* What is needed
Compute how many lines in the entries below include the string "background". Only the number is wanted.

------

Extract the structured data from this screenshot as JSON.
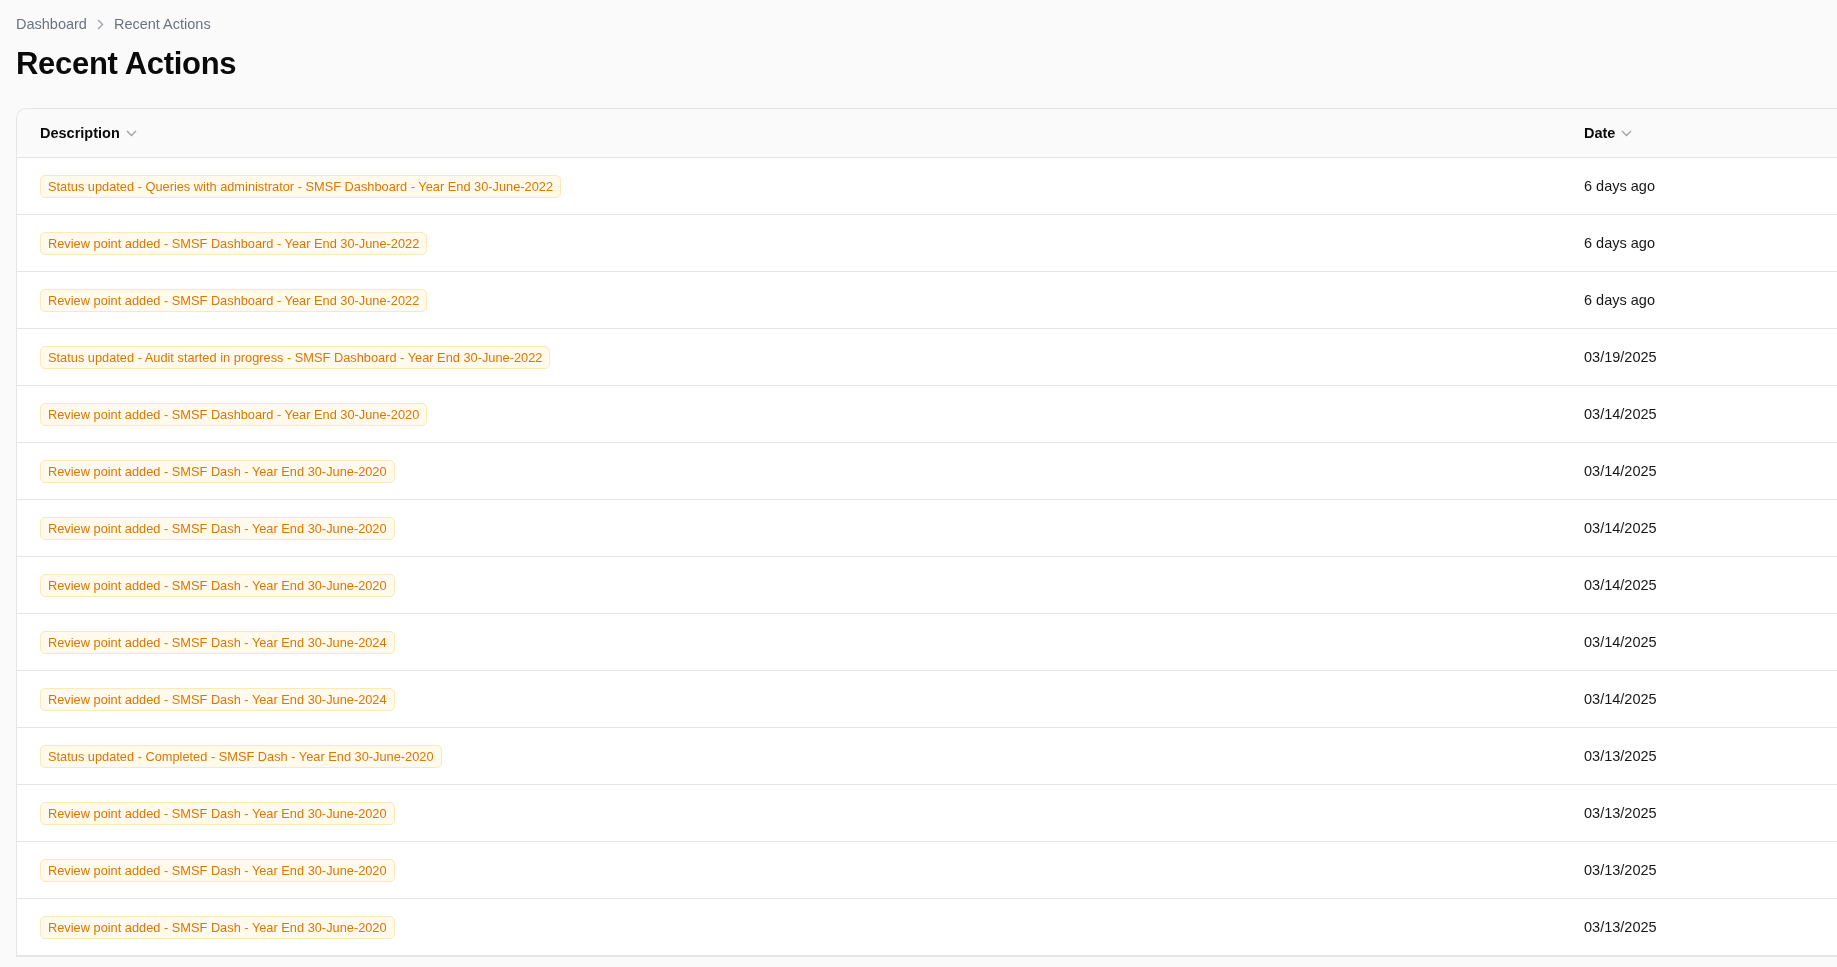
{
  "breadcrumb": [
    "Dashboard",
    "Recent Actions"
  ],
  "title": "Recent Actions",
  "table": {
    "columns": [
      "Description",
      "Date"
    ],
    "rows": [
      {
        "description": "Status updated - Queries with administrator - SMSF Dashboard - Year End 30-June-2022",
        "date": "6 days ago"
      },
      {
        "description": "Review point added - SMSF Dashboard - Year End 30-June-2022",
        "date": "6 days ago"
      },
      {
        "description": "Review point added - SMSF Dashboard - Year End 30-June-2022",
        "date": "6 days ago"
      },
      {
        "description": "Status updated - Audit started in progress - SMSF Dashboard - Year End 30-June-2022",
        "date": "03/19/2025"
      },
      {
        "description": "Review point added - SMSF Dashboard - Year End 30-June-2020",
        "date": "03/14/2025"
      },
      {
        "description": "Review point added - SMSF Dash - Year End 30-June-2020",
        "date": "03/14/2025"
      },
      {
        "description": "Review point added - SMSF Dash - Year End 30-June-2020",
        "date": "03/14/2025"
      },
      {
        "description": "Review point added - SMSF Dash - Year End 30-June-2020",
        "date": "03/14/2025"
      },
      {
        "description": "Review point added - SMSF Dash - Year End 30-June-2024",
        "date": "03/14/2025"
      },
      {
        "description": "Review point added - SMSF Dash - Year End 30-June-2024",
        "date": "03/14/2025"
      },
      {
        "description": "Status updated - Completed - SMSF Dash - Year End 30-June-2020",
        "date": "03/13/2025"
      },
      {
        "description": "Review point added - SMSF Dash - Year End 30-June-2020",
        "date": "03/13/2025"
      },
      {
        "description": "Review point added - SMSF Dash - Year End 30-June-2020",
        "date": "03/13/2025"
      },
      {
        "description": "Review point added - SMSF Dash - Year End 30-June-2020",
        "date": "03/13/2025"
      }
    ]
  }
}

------

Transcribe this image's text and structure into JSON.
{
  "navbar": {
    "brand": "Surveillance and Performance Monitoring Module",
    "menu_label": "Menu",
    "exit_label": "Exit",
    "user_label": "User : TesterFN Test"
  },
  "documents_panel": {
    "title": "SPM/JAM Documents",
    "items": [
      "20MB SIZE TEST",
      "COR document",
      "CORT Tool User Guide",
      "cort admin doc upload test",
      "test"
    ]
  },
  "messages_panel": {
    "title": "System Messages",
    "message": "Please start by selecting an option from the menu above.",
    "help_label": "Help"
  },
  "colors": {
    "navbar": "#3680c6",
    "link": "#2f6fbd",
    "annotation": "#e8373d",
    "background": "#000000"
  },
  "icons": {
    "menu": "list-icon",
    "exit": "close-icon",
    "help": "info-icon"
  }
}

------

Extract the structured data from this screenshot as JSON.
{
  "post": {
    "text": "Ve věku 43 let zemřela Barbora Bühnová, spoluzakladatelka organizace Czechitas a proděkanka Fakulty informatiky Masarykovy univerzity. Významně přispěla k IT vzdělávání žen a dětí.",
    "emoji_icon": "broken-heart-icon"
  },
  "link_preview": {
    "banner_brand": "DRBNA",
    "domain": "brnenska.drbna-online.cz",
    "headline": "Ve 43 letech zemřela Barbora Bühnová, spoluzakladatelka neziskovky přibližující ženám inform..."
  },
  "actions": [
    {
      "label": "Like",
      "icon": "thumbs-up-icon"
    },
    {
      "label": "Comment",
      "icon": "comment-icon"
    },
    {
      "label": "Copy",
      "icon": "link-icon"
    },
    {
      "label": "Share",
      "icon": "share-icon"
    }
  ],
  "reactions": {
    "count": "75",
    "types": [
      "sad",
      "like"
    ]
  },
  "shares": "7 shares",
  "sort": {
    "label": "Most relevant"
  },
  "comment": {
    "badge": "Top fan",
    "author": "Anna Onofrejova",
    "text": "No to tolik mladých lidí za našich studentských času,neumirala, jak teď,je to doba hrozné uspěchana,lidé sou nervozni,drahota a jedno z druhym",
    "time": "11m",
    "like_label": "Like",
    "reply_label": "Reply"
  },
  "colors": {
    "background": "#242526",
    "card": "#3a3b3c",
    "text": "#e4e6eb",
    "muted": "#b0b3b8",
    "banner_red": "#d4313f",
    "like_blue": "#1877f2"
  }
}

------

* Expected answer
2